* **RECORDS**
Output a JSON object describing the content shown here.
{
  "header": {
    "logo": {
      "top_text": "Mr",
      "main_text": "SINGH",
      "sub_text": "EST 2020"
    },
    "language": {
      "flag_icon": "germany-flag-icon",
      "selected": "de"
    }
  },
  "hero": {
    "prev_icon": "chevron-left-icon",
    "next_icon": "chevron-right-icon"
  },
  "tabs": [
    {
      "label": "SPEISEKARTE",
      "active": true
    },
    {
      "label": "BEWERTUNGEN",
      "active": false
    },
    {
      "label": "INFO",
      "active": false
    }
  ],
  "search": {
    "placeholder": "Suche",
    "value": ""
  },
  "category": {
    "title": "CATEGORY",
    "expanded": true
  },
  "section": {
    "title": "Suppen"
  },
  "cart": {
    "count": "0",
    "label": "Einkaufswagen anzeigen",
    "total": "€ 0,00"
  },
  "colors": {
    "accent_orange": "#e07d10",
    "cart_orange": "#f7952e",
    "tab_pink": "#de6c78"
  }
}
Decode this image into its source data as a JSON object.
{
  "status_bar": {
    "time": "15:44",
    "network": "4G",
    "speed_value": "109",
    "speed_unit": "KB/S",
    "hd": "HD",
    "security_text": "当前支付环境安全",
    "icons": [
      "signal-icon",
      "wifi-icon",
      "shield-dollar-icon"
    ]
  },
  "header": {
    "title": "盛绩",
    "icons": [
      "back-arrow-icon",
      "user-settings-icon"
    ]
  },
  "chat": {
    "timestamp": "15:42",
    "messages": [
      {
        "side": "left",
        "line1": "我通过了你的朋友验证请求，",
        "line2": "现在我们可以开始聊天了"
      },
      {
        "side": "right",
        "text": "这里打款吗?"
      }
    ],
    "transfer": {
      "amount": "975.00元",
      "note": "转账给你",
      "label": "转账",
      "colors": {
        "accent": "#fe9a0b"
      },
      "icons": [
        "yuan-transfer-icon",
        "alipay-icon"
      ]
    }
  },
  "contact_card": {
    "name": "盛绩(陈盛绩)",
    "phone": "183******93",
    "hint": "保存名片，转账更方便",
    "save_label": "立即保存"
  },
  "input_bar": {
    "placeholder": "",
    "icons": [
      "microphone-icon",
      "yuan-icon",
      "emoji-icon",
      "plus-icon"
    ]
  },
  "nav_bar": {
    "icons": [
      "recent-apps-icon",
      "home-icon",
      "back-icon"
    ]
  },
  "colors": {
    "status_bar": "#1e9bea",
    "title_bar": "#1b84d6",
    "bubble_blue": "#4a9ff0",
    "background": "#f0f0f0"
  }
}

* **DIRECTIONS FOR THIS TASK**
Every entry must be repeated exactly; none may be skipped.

* **RESPONSE TO THE EXERCISE**
Output a JSON object describing the content shown here.
{
  "header": {
    "logo": {
      "top_text": "Mr",
      "main_text": "SINGH",
      "sub_text": "EST 2020"
    },
    "language": {
      "flag_icon": "germany-flag-icon",
      "selected": "de"
    }
  },
  "hero": {
    "prev_icon": "chevron-left-icon",
    "next_icon": "chevron-right-icon"
  },
  "tabs": [
    {
      "label": "SPEISEKARTE",
      "active": true
    },
    {
      "label": "BEWERTUNGEN",
      "active": false
    },
    {
      "label": "INFO",
      "active": false
    }
  ],
  "search": {
    "placeholder": "Suche",
    "value": ""
  },
  "category": {
    "title": "CATEGORY",
    "expanded": true
  },
  "section": {
    "title": "Suppen"
  },
  "cart": {
    "count": "0",
    "label": "Einkaufswagen anzeigen",
    "total": "€ 0,00"
  },
  "colors": {
    "accent_orange": "#e07d10",
    "cart_orange": "#f7952e",
    "tab_pink": "#de6c78"
  }
}
Decode this image into its source data as a JSON object.
{
  "status_bar": {
    "time": "15:44",
    "network": "4G",
    "speed_value": "109",
    "speed_unit": "KB/S",
    "hd": "HD",
    "security_text": "当前支付环境安全",
    "icons": [
      "signal-icon",
      "wifi-icon",
      "shield-dollar-icon"
    ]
  },
  "header": {
    "title": "盛绩",
    "icons": [
      "back-arrow-icon",
      "user-settings-icon"
    ]
  },
  "chat": {
    "timestamp": "15:42",
    "messages": [
      {
        "side": "left",
        "line1": "我通过了你的朋友验证请求，",
        "line2": "现在我们可以开始聊天了"
      },
      {
        "side": "right",
        "text": "这里打款吗?"
      }
    ],
    "transfer": {
      "amount": "975.00元",
      "note": "转账给你",
      "label": "转账",
      "colors": {
        "accent": "#fe9a0b"
      },
      "icons": [
        "yuan-transfer-icon",
        "alipay-icon"
      ]
    }
  },
  "contact_card": {
    "name": "盛绩(陈盛绩)",
    "phone": "183******93",
    "hint": "保存名片，转账更方便",
    "save_label": "立即保存"
  },
  "input_bar": {
    "placeholder": "",
    "icons": [
      "microphone-icon",
      "yuan-icon",
      "emoji-icon",
      "plus-icon"
    ]
  },
  "nav_bar": {
    "icons": [
      "recent-apps-icon",
      "home-icon",
      "back-icon"
    ]
  },
  "colors": {
    "status_bar": "#1e9bea",
    "title_bar": "#1b84d6",
    "bubble_blue": "#4a9ff0",
    "background": "#f0f0f0"
  }
}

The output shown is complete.